FitzGerald has it right. And Falwell was perhaps the primary architect of the contemporary Christian Right message. It is the rhetoric of culture war. The Forces of Light v. the Forces of Darkness. Sin is that what the “Other” does. 

Ken Ham and Answers in Genesis (AiG) epitomize this cosmic binary. Ham, AiG, and their fellow young Earth creationist fundamentalists are the forces of Righteousness. Sin is what the Other — liberals, feminists, secularists, homosexuals, and evolutionists – does. 

Take, for example, what Ham and AiG have had to say about racism. Who is to blame for “the so-called ‘racism crisis’” (Ham’s phrase) in the contemporary world? As we discuss in Righting America at the Creation Museum, and as Ham continues to promote on the AiG website, most of the blame lies with Charles Darwin and the evolutionists, of course. This is a very old creationist trope, highlighted by their determination to draw a straight line from Darwin to Hitler. 

This is a fallacious and absurdly simplistic argument. I will spare you the details (but you can check it out in Righting America, 182-184). My point here is that, for Ham and AiG, most racism is over there. With the Other. With the Enemy. 

This is a fantasy, of course. Millions of white Americans used a literalist reading of the Bible to argue for the just enslavement of African Americans. Millions of white Americans used a literalist reading of the Bible to argue for the establishment of the Jim Crow system of white supremacy (which, of course, involved the lynching of blacks). Millions of white Americans used a literalist reading of the Bible to argue for segregation. 

And when, in the 1950s and 1960s, African Americans resisted their oppression, well, those same Bible-believing Christians desperately worked to keep them in their place:

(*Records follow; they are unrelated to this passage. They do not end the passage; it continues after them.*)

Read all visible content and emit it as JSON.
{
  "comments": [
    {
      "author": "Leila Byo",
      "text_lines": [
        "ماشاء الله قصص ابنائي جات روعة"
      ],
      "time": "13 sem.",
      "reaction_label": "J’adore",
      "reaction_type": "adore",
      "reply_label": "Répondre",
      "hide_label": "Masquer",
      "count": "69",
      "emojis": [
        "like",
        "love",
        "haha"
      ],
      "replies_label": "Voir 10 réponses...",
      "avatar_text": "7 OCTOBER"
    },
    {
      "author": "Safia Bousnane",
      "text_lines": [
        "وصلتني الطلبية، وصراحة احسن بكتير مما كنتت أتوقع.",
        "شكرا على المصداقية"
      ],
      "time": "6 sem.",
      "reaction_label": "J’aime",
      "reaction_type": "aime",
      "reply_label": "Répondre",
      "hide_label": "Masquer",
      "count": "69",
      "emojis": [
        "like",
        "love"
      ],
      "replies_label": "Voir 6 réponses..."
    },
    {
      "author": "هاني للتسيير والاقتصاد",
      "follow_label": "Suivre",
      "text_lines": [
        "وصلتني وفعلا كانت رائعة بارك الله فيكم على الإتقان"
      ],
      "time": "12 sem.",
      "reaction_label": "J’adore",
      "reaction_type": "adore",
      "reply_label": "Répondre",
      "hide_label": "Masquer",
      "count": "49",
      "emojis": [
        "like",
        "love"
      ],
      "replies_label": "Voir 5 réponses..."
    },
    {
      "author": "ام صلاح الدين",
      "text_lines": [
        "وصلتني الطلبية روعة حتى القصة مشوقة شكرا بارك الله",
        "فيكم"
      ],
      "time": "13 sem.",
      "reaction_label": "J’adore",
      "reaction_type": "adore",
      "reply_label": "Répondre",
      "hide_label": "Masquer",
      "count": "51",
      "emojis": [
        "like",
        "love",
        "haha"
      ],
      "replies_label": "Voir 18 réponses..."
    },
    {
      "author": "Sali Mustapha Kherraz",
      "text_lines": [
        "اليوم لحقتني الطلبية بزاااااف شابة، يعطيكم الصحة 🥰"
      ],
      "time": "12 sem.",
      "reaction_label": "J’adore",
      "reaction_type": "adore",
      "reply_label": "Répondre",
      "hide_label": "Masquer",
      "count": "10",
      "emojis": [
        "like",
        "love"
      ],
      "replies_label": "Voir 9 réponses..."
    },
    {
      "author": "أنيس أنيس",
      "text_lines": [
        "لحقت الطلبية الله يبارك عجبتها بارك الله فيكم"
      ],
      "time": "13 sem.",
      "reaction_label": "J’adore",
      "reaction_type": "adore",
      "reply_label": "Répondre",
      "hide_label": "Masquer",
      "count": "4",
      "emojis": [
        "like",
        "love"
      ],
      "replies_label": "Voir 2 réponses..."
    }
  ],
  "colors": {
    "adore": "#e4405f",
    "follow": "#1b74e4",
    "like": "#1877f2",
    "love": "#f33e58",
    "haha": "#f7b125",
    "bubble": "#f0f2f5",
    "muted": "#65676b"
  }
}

In her [wonderful] book, Mississippi Praying: Southern White Evangelicals and the Civil Rights Movement, historian Carolyn Renee Dupont puts it bluntly: Mississippi’s white “evangelicals fought mightily against black equality, proclaiming that God himself ordained segregation, blessing the forces of resistance, silencing the advocates of racial equality within their own faith traditions, and protecting segregation in their churches.” While many white mainline Protestants and white Jews joined the movement for civil rights, a host of white evangelical and fundamentalist ministers and leaders vehemently attacked them for having “dangerously perverted both the Bible and the divine plan.” So in 1958 BBF [Baptist Bible Fellowship] minister Jerry Falwell thundered from his Lynchburg, Virginia pulpit: “The Hamites . . . were cursed to be servants of the Jews and Gentiles . . . If we persist in tearing down God’s barriers” between the races “God must punish us for it.” When it became clear that the United States government meant to enforce integration of the public schools, white fundamentalists, including Falwell, started segregation academies throughout the South to ensure that their children would not attend school with black children (Righting America, 187).

White supremacist ideas indeed have deep historical roots in U.S. Christianity But Ham and AiG in particular, and white evangelicals in general, will not talk about this obvious historical fact. (Just ask black evangelicals.) 

Instead, sin is what liberals, feminists, secularists, homosexuals, evolutionists do. 

When it comes to Ham, Darwinism, and race, this verse comes to mind: “You hypocrite, first take the log out of your own eye, and then you will see clearly to take the speck out of your neighbor’s eye” (Matthew 7: 5).

Jesus apparently failed to appreciate the fact that to own one’s sin violates the essential logic of the culture war. Sin is the property of the Other.